Management noted that rising crop prices along with lower inventory levels would likely increase demand for crop inputs in the second half of the year. Investors cheered the news, bidding the stock higher before the recent market weakness led to a slight pullback in the stock.
A highly liquid balance sheet has allowed management to take advantage of opportunities and over the past five years the company has committed $3.5 billion dollars to various acquisitions.
As a result of this aggressive approach, the company is expected to increase earnings by 52% this year and in 2011 growth is expected to moderate to a still-impressive 30% level. If there are significant price spikes as a result of global production and distribution disruptions, these earnings estimates could turn out to be very conservative.
Using a multiple of 20 times 2011 estimated earnings, AGU could easily see its stock price north of $115. With a growth rate of 30% in 2011, investors may be willing to place a higher multiple – especially considering the increasing attention institutional investors are giving the sector.
Over the past week, AGU has pulled back near its level from before the earnings announcement. But with the stock well above key moving averages and a growing trader confidence in the importance of the agriculture theme, the pullback should offer skilled traders a chance to work into exposure with minimal risk.

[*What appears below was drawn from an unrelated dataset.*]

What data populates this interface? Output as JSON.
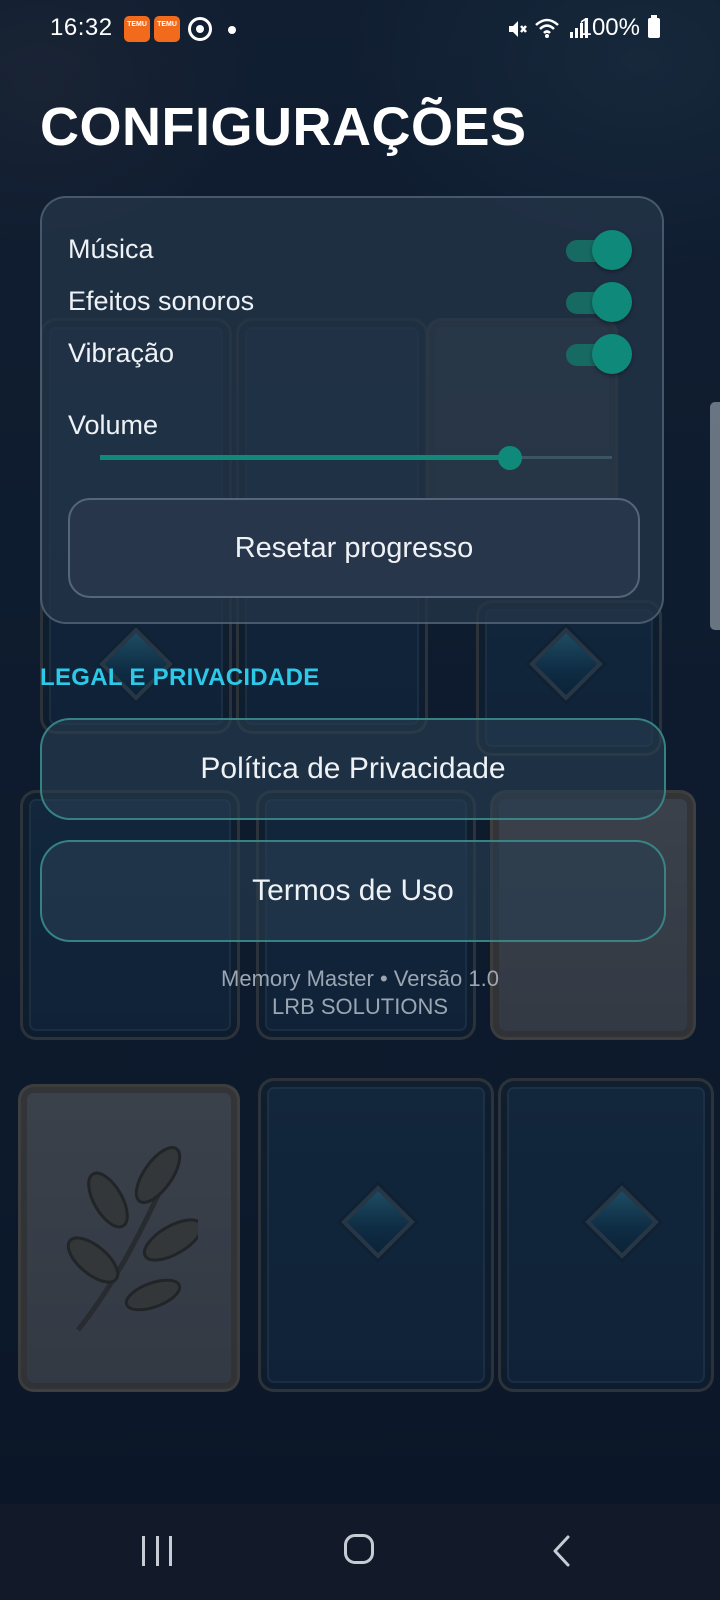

Disclosure: As active traders, authors may have positions long or short in any securities mentioned. Full disclaimer can be found here.